On the pitch he was a genius, while off the field Paul Devlin labelled him a “rascal” in the nicest sense of the word. His jokes lit up the room, but when it was time to get serious there was no better man to lead by example and pull the rest of his team along.
And, with the size five in his hand, he was always willing to learn. Tyrone stuttered their way past Cavan in Ulster u-20 final, a game where the rub of the green helped them back to their barnstorming run to All-Ireland glory.
“He (Ruairi) had the chance to take the man on, but he shot with the outside of his left foot,” Paul recalled of a wrong decision made in the heat of battle.
“Once you talk to him, he looks you in the eye and takes it on board and a lot of credit has to go to Owen Mulligan…like with all the forwards,” Paul said of their management style where everyone had an input.
“Owen did a bit of work with him and, after that, Ruairi was making the right decisions and was going to make that shot 100 per cent. He takes everything on board…everything.”
Fast forward to the All-Ireland final against Kildare and a goal from the training ground.
With just 15 seconds on the clock, Ciarán Bogue’s drilled ball was in the hands of Conor Cush.
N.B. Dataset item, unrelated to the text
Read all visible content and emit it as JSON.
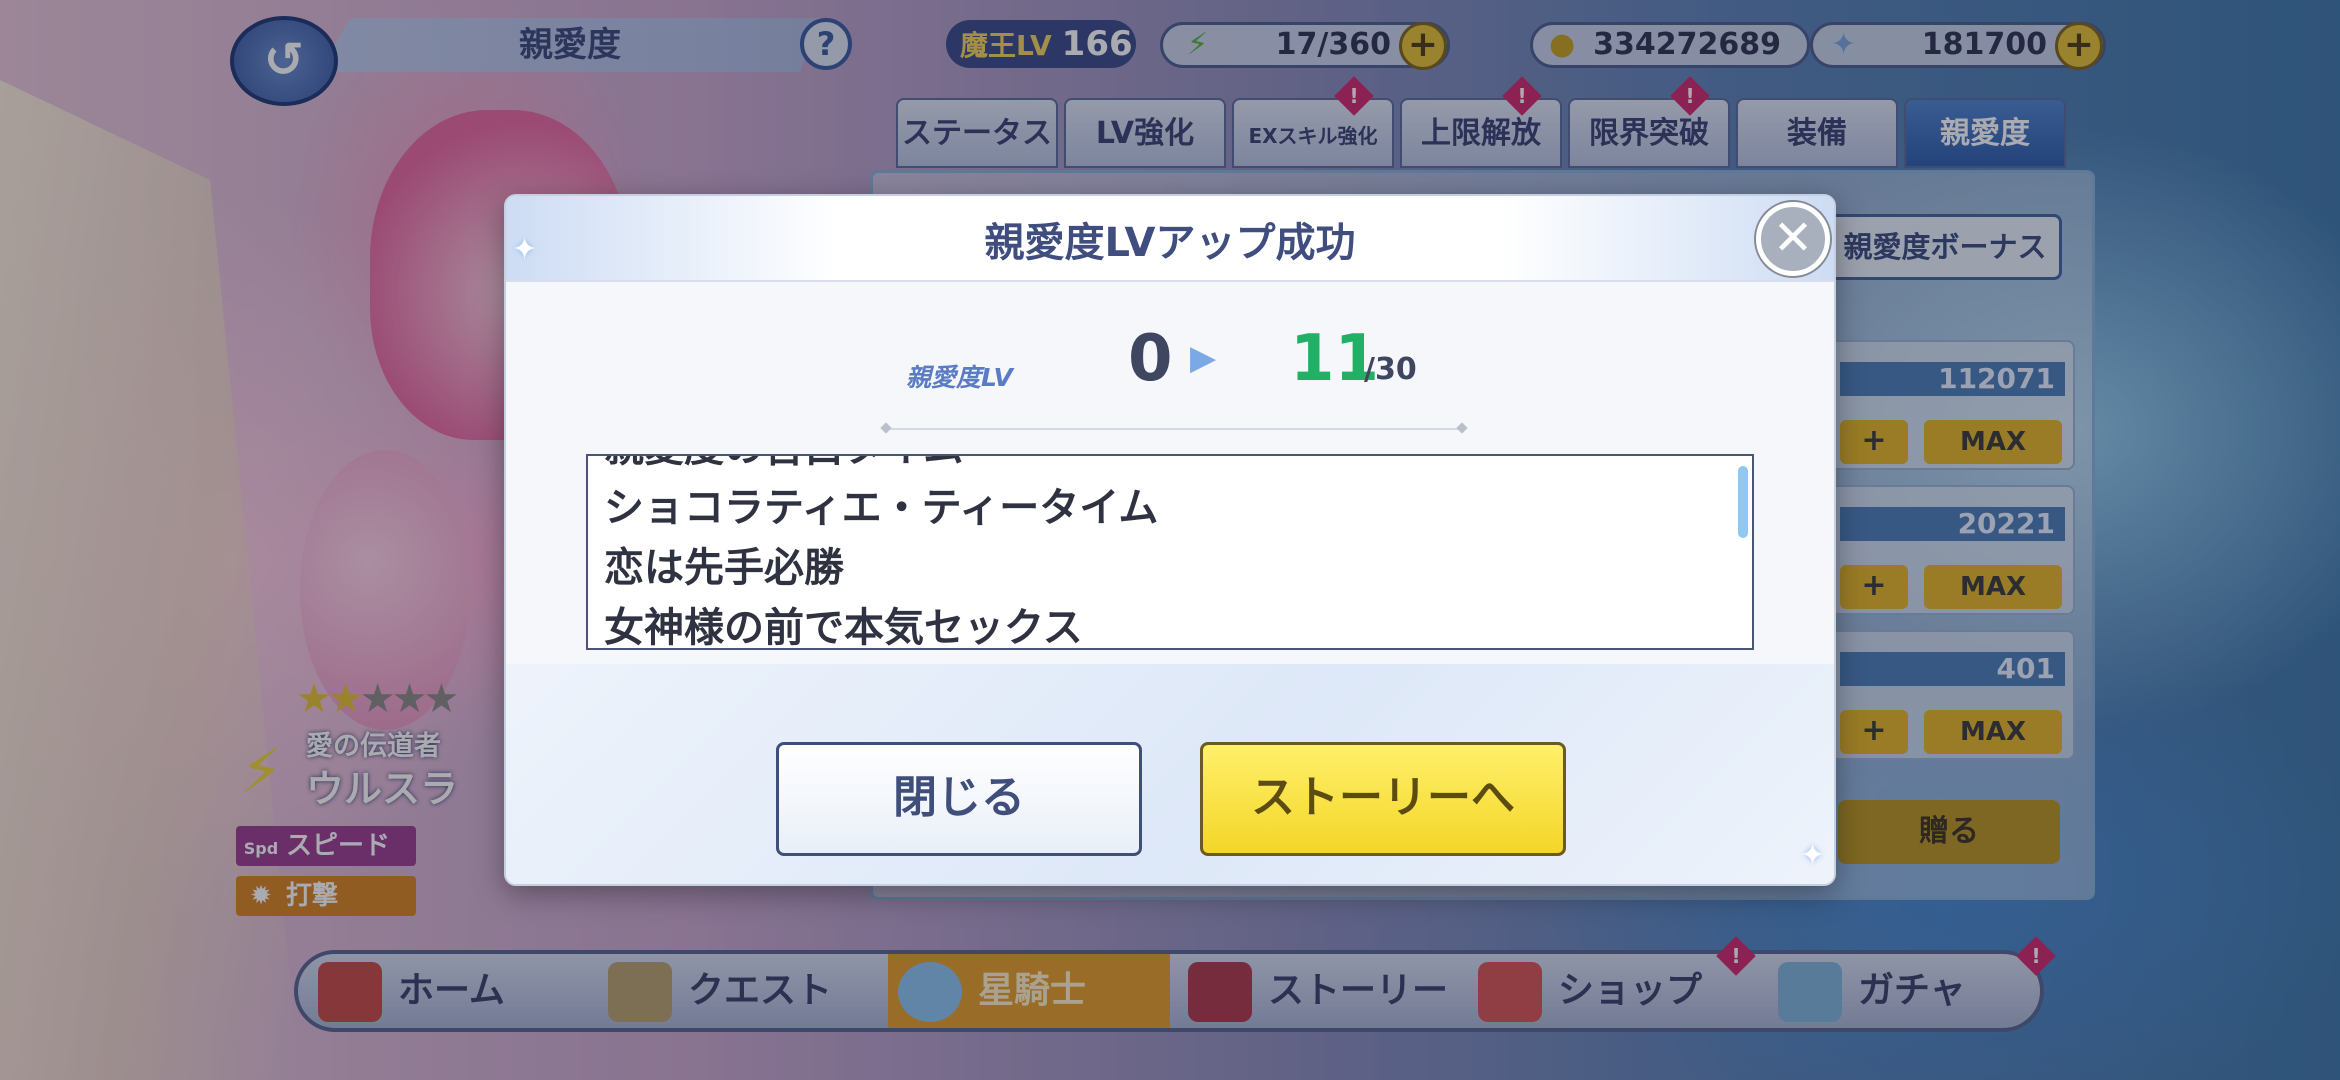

By that time, Ruairi’s trot from his left half forward position exploded onto Cush’s pop pass before powering through a sliver of daylight between three defenders to hammer home.
“There was a lot of work put in to try and get an early score,” Paul Devlin revealed. “Then, Ruairi was straight over to close down the nearest defender to stop the quick kick-out…he was always thinking.”
On Sunday, they’ll trot out of the Healy Park tunnel aiming to follow in their father and Errigal Ciaran’s footsteps and get their hands on the O’Neill Cup.